All adults Over 65 years of age, persons greater than 2 years of age with chronic lung or heart disorder, diabetes, chronic liver disease, alcoholism, spinal fluid leaks, cardiomyopathy, chronic bronchitis, emphysema (COPD), spleen dysfunction (sickle cell disease), leukaemia, multiple myeloma, kidney failure, organ transplanation, immunosupressive conditions including HIV.

If you are eligible to receive this vaccination please book an appointment in our weekly combined flu/pneumococcal/shingles/whooping cough clinics OR ask during your next doctor or nurse appointment.

Shingles vaccination

• There is now a vaccination available to protect you from shingles.
• For the year, 2015, NHS England has issued guidance that the shingles vaccination available for people born on or between 2/9/1942 & 1/9/1945, 2/9/1935 & 1/9/1937.
• Why is shingles vaccination needed?
• Most of us had chickenpox when we were young and some will not be aware that we’ve had it.
• If we did have it, then the virus that caused it can stay in our bodies for the rest of our lives without our knowing it is there.
• Sometimes, however, the virus reactivates when we’re older and causes a disease called shingles.
• So shingles isn’t like other infectious diseases because you don’t catch it from someone else.
• Shingles can be very painful and tends to affect people more commonly as they get older.
• And the older you are, the worse it can be. For some, the pain can last for many years.
• There is now a vaccine that can reduce your risk of getting shingles or reduce the severity of its symptoms should you
develop the disease.

How do you catch shingles? – You don’t catch shingles.
• Chickenpox virus caught earlier in your life reactivates later to cause shingles.
• You can’t catch shingles from someone who has chickenpox.
• However, if you have shingles blisters, the virus in the fluid can infect someone who has not had chickenpox and they may
develop chickenpox.

Where is the vaccination given and will I need one every year?
• Like most vaccinations, the vaccine will be given in your upper arm.
• You will only have the vaccination once – unlike the flu jab, you do not need to be re-vaccinated every year.

Are there people who shouldn’t have the vaccination?
• People who have weakened immune systems, for example due to cancer treatment, should not have the vaccine.
• Your doctor will advise whether this applies to you.
• Also, if you’ve had a severe reaction to any of the substances that go into the vaccine, you shouldn’t have it.

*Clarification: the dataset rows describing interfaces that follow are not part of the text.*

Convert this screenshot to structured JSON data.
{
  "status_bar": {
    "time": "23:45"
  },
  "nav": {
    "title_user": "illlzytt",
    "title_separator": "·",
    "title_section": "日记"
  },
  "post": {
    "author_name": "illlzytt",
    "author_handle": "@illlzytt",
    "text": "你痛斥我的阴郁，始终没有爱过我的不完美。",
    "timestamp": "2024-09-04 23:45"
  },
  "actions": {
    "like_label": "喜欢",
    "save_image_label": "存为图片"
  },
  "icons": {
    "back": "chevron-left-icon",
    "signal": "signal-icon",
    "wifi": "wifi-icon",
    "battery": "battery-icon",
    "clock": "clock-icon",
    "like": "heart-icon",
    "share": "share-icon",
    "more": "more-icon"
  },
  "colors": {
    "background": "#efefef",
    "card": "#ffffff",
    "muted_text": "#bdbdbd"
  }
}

How to I book an appointment for the shingles vaccination ?
• If you fit the age eligibility criteria, as identified above, phone the surgery or ask one of the receptionists to book you into one of our many combined
flu/pneumococcal/shingles/whooping cough clinics to have your shingles vaccination.
• The receptionists will check your date of birth before booking you into the clinic.

Whooping cough vaccine for pregnant ladies
Why should pregnant women have the whooping cough vaccine?
• Getting vaccinated while you’re pregnant may help to protect your baby from developing whooping cough in his or her first few weeks of life.
• The immunity you get from the vaccine will pass to your baby through the placenta.
• Babies are not vaccinated against whooping cough until they are two months old.
Can I have the whooping cough vaccine at the same time as the flu jab?
• Yes, you can have the whooping cough vaccine when you get the flu vaccine, but do not delay your seasonal flu jab so that you can have both at the same time.
• Pregnant women are at risk of severe illness from flu at any stage of pregnancy.
When do I get vaccinated?
• All pregnant ladies who are between 20 weeks to 38 weeks of pregnancy are being advised to have the Whooping Cough containing vaccine.

How do I get the Whooping Cough containing vaccine?

• Please contact the surgery by phone to book an appointment to have this vaccine in one of our combined flu/pneumococcal/shingles/whooping cough clinics.